Friday, September 14, 2012

203. Secret Beyond the Door

Secret Beyond the Door
Directed by Fritz Lang

I have really been eager to watch more Fritz Lang movies after the spectacular M (which, by the way, my sister is planning on watching soon because I won't "shut up about it").  I didn't know whether to expect a political movie like Metropolis or just as a thriller like M.  It definitely falls in the latter category.

Now, that is a weird one.  In fact, it kind of felt like a mess.  Fritz Lang always seemed like he was meticulous but this movie is kind of, for lack of a better word, a clusterfuck.  For instance, he kept changing who was doing the voiceovers. While this might not seem that weird, it felt very messy, particularly when you are used to the format of a film noir.  The characters also seemed to contradict their personalities.  Likewise, the story was a bit confusing and I had no idea where it was going half the time (not as confusing as Body Heat though, which I watched yesterday and I had to have my mom explain it to me).

Anyway, I guess my expectations were too high.  I just don't really understand why this warrants a place in the book, let alone in Lang's best works.

RATING: **---

Interesting Facts:

Fritz Lang was constantly at odds with Joan Bennett.

Joan Bennett called the film "an unqualified disaster".

Not available on Netflix or YouTube; you will have to buy it.  It was kind of a waste of money.


  1. Afraid I must disagree again! I understand why you didn't like it. It's pretty cheesy.

    For some reason, I enjoyed it though. I loved her outfits, and I thought the tone was pretty creepy. And the "normal" characters, like her male friend who tries to warn her, were very believable. The ending was kind of weird and not in a good way, but overall I enjoyed it.

    1. Also, I forgot to say it reminded me of Rebecca, which I really enjoyed! :-)

  2. Goodness we have been disagreeing a lot! I guess we both liked Letter from an Unknown Woman...for the wrong reasons...

  3. I actually agree with you on this one. It is a mess. There is supposed to be a Freudian symbolism to the movie but to me it just felt odd.
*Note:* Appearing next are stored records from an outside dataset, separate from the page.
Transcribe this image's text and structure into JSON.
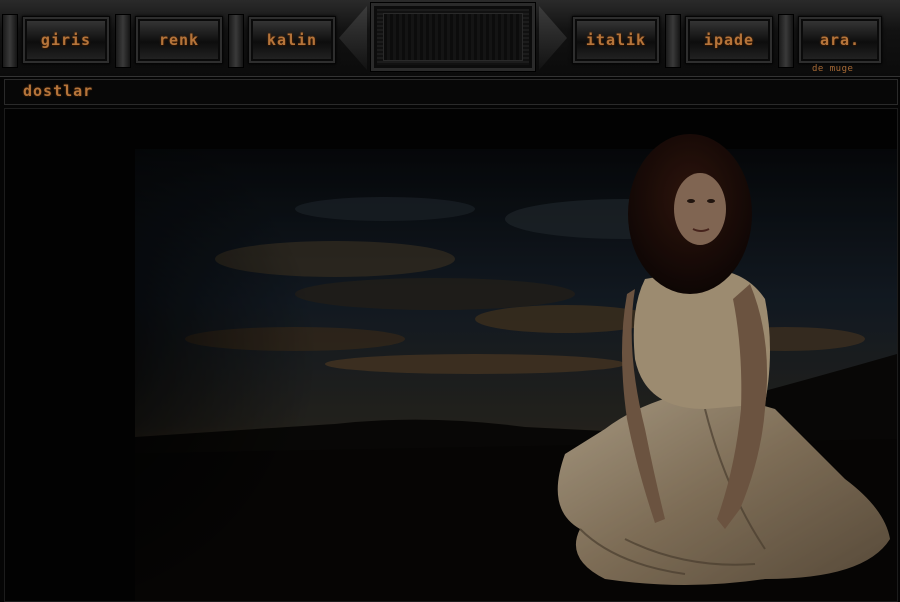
{
  "nav": {
    "left_items": [
      {
        "label": "giris"
      },
      {
        "label": "renk"
      },
      {
        "label": "kalin"
      }
    ],
    "right_items": [
      {
        "label": "italik"
      },
      {
        "label": "ipade"
      },
      {
        "label": "ara."
      }
    ],
    "credit": "de muge"
  },
  "subbar": {
    "label": "dostlar"
  },
  "colors": {
    "accent": "#b5743a",
    "background": "#050505"
  }
}
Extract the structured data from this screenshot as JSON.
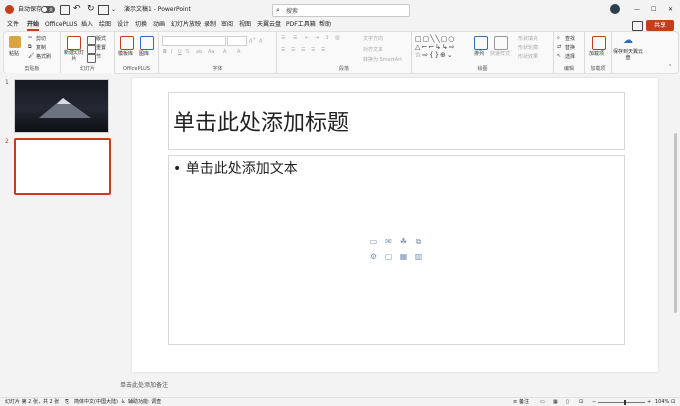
{
  "titlebar": {
    "autosave": "自动保存",
    "toggle": "关",
    "doc_title": "演示文稿1 - PowerPoint",
    "search_placeholder": "搜索"
  },
  "tabs": [
    "文件",
    "开始",
    "OfficePLUS",
    "插入",
    "绘图",
    "设计",
    "切换",
    "动画",
    "幻灯片放映",
    "录制",
    "审阅",
    "视图",
    "天翼云盘",
    "PDF工具箱",
    "帮助"
  ],
  "active_tab": "开始",
  "share_label": "共享",
  "ribbon": {
    "clipboard": {
      "label": "剪贴板",
      "paste": "粘贴",
      "cut": "剪切",
      "copy": "复制",
      "format_painter": "格式刷"
    },
    "slides": {
      "label": "幻灯片",
      "new_slide": "新建幻灯片",
      "layout": "版式",
      "reset": "重置",
      "section": "节"
    },
    "officeplus": {
      "label": "OfficePLUS",
      "template": "模板库",
      "icon_lib": "图库"
    },
    "font": {
      "label": "字体"
    },
    "paragraph": {
      "label": "段落",
      "text_direction": "文字方向",
      "align_text": "对齐文本",
      "smartart": "转换为 SmartArt"
    },
    "drawing": {
      "label": "绘图",
      "arrange": "排列",
      "quick_styles": "快速样式",
      "shape_fill": "形状填充",
      "shape_outline": "形状轮廓",
      "shape_effects": "形状效果"
    },
    "editing": {
      "label": "编辑",
      "find": "查找",
      "replace": "替换",
      "select": "选择"
    },
    "addins": {
      "label": "加载项",
      "addin": "加载项"
    },
    "cloud": {
      "save": "保存到天翼云盘"
    }
  },
  "slides_pane": {
    "numbers": [
      "1",
      "2"
    ]
  },
  "slide": {
    "title_placeholder": "单击此处添加标题",
    "body_placeholder": "单击此处添加文本"
  },
  "notes_placeholder": "单击此处添加备注",
  "status": {
    "slide_count": "幻灯片 第 2 张，共 2 张",
    "language": "简体中文(中国大陆)",
    "accessibility": "辅助功能: 调查",
    "notes": "备注",
    "zoom": "104%"
  },
  "colors": {
    "accent": "#c43e1c",
    "icon_blue": "#7a95b8"
  }
}
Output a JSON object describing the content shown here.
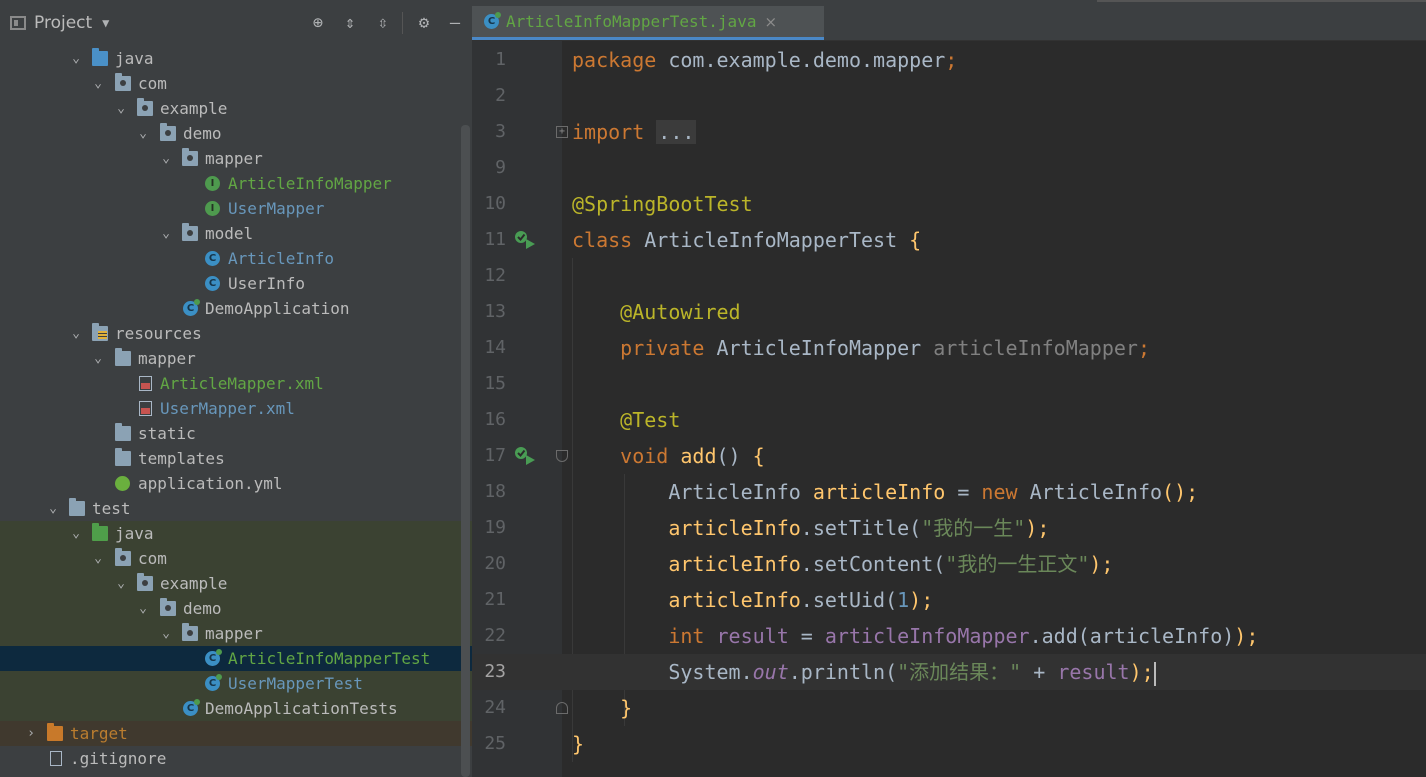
{
  "project_panel": {
    "title": "Project",
    "icons": [
      "locate-icon",
      "expand-all-icon",
      "collapse-all-icon",
      "gear-icon",
      "minimize-icon"
    ]
  },
  "tree": [
    {
      "label": "java",
      "kind": "src-folder"
    },
    {
      "label": "com",
      "kind": "package"
    },
    {
      "label": "example",
      "kind": "package"
    },
    {
      "label": "demo",
      "kind": "package"
    },
    {
      "label": "mapper",
      "kind": "package"
    },
    {
      "label": "ArticleInfoMapper",
      "kind": "interface"
    },
    {
      "label": "UserMapper",
      "kind": "interface"
    },
    {
      "label": "model",
      "kind": "package"
    },
    {
      "label": "ArticleInfo",
      "kind": "class"
    },
    {
      "label": "UserInfo",
      "kind": "class"
    },
    {
      "label": "DemoApplication",
      "kind": "spring-class"
    },
    {
      "label": "resources",
      "kind": "resources-folder"
    },
    {
      "label": "mapper",
      "kind": "folder"
    },
    {
      "label": "ArticleMapper.xml",
      "kind": "xml"
    },
    {
      "label": "UserMapper.xml",
      "kind": "xml"
    },
    {
      "label": "static",
      "kind": "folder"
    },
    {
      "label": "templates",
      "kind": "folder"
    },
    {
      "label": "application.yml",
      "kind": "yml"
    },
    {
      "label": "test",
      "kind": "folder"
    },
    {
      "label": "java",
      "kind": "test-src-folder"
    },
    {
      "label": "com",
      "kind": "package"
    },
    {
      "label": "example",
      "kind": "package"
    },
    {
      "label": "demo",
      "kind": "package"
    },
    {
      "label": "mapper",
      "kind": "package"
    },
    {
      "label": "ArticleInfoMapperTest",
      "kind": "test-class"
    },
    {
      "label": "UserMapperTest",
      "kind": "test-class"
    },
    {
      "label": "DemoApplicationTests",
      "kind": "test-class"
    },
    {
      "label": "target",
      "kind": "excluded-folder"
    },
    {
      "label": ".gitignore",
      "kind": "file"
    }
  ],
  "editor": {
    "tab_label": "ArticleInfoMapperTest.java",
    "tab_close": "×",
    "current_line": "23",
    "line_numbers": [
      "1",
      "2",
      "3",
      "9",
      "10",
      "11",
      "12",
      "13",
      "14",
      "15",
      "16",
      "17",
      "18",
      "19",
      "20",
      "21",
      "22",
      "23",
      "24",
      "25"
    ],
    "code": {
      "package_kw": "package",
      "package_name": " com.example.demo.mapper",
      "semicolon": ";",
      "import_kw": "import",
      "import_fold": "...",
      "ann_sbt": "@SpringBootTest",
      "class_kw": "class",
      "class_name": " ArticleInfoMapperTest ",
      "brace_open": "{",
      "ann_autowired": "@Autowired",
      "private_kw": "private",
      "field_type": " ArticleInfoMapper ",
      "field_name": "articleInfoMapper",
      "ann_test": "@Test",
      "void_kw": "void",
      "method_name": "add",
      "parens": "()",
      "l18_type": "ArticleInfo ",
      "l18_var": "articleInfo",
      "l18_eq": " = ",
      "new_kw": "new",
      "l18_ctor": " ArticleInfo",
      "l18_tail": "();",
      "l19_a": "articleInfo",
      "l19_b": ".setTitle(",
      "l19_str": "\"我的一生\"",
      "l19_c": ");",
      "l20_b": ".setContent(",
      "l20_str": "\"我的一生正文\"",
      "l21_b": ".setUid(",
      "l21_num": "1",
      "int_kw": "int",
      "result_var": "result",
      "l22_eq": " = ",
      "l22_mapper": "articleInfoMapper",
      "l22_call": ".add(articleInfo)",
      "l23_sys": "System.",
      "l23_out": "out",
      "l23_print": ".println(",
      "l23_str": "\"添加结果：\"",
      "l23_plus": " + ",
      "l23_end": ");",
      "brace_close": "}"
    }
  }
}
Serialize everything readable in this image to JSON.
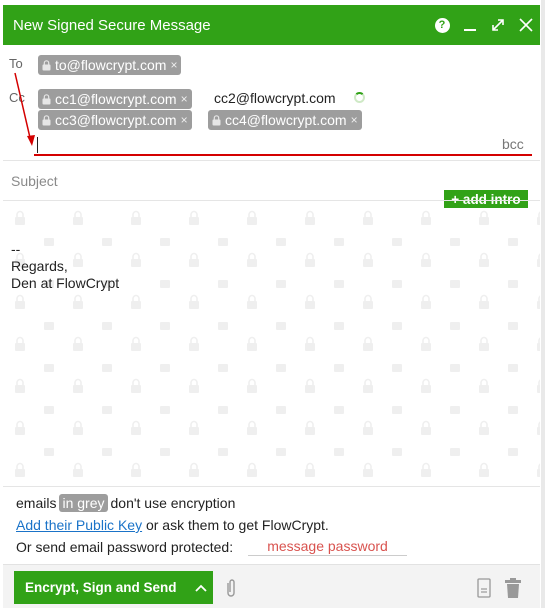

  4. Arguably, this is what you get when you allow a creatively-minded director to produce his own films.

    Hollywood history is littered with tales of interfering producers (Boo! Hiss!) trying to impose their dull, conventional, formulaic will upon heroic, free-thinking directors (Hooray!). We should probably bear in mind that, more often than not, the producer knew their job and probably had the right of it. Especially when they were responsible for the film turning a profit at the box office, which this spectacularly didn't.

    All that said, I still really enjoyed it and was muttering 'wow' after it finished. I'm generally willing to forgive some looseness around the edges in pursuit of ideas. There was some great tension, set pieces and what one could almost call a whodunnit. And a train station. Gotta love trains and train stations.

    1. Definitely something magical about train stations. But yes I recently read an article about white washing in Hollywood, and it was written as if Hollywood had an evil agenda. But it's white people who won't pay to see movies with other races. We create the market.

    2. Very true. When you see an industry or a company or a politician peddling products or opinions you find unpleasant, very often they're guilty of no more than knowing their audience.